  • The freedom of speech and expression, everywhere in the world
  • The freedom of every person to worship as they choose, everywhere in the world
  • The freedom from want - to ensure that people have financial stability, everywhere in the world
  • The freedom from fear of war - that no nation would commit physical aggression against another nation, anywhere in the world

President Roosevelt's Four Freedoms speech symbolized the nation's war objectives as the U.S. entered World War II. Today, it is the still the hope, because the scores of men who fight the wars do so in the name of these freedoms.

Fireside Chats

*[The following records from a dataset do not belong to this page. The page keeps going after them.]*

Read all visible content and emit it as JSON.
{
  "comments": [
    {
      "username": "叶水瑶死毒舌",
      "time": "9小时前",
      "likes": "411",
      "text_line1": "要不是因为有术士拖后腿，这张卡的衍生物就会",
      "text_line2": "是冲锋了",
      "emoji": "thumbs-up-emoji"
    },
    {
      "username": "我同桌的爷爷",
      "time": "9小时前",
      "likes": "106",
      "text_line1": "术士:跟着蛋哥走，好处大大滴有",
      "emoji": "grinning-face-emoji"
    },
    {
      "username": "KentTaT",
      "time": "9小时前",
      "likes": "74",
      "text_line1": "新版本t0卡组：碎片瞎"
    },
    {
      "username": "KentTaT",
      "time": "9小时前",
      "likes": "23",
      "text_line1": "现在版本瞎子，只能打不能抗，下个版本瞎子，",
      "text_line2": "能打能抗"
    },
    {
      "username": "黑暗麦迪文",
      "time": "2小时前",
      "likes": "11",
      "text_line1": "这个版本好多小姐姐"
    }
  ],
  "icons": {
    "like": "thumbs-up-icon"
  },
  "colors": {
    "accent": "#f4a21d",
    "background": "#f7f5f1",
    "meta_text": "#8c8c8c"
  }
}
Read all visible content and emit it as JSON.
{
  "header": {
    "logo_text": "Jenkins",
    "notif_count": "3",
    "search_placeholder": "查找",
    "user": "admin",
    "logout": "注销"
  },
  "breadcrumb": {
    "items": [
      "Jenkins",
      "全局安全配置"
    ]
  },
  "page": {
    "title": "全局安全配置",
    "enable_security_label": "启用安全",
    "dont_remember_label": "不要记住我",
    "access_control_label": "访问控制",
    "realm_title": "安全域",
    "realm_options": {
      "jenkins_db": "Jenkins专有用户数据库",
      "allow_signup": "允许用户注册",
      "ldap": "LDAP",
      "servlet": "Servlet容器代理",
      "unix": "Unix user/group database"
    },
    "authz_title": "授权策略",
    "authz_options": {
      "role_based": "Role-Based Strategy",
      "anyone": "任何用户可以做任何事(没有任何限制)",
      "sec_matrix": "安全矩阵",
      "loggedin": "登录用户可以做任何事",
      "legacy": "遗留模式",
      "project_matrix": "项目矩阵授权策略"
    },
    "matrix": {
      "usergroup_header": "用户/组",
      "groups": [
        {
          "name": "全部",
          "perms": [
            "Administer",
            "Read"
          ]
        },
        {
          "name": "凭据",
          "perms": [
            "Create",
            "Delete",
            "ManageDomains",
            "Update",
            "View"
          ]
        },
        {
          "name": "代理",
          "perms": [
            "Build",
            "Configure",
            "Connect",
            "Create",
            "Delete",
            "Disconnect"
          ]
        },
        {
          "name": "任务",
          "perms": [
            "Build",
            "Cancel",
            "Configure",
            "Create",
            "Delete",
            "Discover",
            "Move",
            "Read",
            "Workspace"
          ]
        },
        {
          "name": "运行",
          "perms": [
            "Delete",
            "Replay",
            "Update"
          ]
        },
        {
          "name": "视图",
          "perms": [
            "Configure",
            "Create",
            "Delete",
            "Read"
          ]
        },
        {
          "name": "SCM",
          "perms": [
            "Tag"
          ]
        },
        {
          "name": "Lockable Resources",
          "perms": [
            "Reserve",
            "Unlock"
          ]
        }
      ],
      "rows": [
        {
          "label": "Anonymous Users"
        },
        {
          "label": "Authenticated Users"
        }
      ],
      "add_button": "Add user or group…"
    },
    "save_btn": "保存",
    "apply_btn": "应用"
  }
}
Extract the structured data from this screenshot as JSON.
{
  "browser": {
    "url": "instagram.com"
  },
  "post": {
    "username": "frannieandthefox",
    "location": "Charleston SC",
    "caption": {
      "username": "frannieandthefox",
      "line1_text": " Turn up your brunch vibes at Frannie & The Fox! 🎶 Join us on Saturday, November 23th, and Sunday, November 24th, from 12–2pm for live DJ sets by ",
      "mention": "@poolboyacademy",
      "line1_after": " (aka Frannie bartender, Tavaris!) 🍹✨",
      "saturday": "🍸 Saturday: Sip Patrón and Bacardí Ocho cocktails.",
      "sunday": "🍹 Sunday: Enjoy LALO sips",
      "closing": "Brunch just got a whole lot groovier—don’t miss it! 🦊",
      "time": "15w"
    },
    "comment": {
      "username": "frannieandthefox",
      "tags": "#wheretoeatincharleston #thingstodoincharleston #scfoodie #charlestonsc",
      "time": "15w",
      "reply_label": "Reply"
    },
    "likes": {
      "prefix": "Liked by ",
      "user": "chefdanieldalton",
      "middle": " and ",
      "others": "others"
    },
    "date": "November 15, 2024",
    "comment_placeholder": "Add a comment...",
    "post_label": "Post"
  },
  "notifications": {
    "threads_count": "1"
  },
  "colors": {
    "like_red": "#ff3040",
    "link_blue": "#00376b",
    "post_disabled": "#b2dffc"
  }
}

During thirty radio addresses, called "fireside chats," President Franklin Roosevelt established a line of direct communication with the American people. These chats provided Roosevelt the opportunity for the presidential duty he enjoyed the most: Connecting with the people. His cheeriness and pleasant personality gained him the favor of the people, making him one of the most popular presidents in American history. Through this media outlet, President Roosevelt's speeches allowed him to explain his plans for social change in a way the people understood, and they gave him an opportunity to keep the people abreast of issues around the world.

Roosevelt's addresses centered on subjects that he felt the people considered important to them and to their country. These speeches included such topics as his New Deal program, the Works Relief Program, economic conditions and the Declaration of War with Japan. Roosevelt's speeches were listened to by more people than any other program on radio at the time.

President Roosevelt's fireside speeches eliminated the press and their interpretation of his messages. Such closeness to the people made them feel as if they were involved in the decisions that affected them. Moreover, Franklin Roosevelt's fireside chats gained the trust of the people allowing him to make the most sweeping social overhaul in history while avoiding dissent from the majority of those he governed.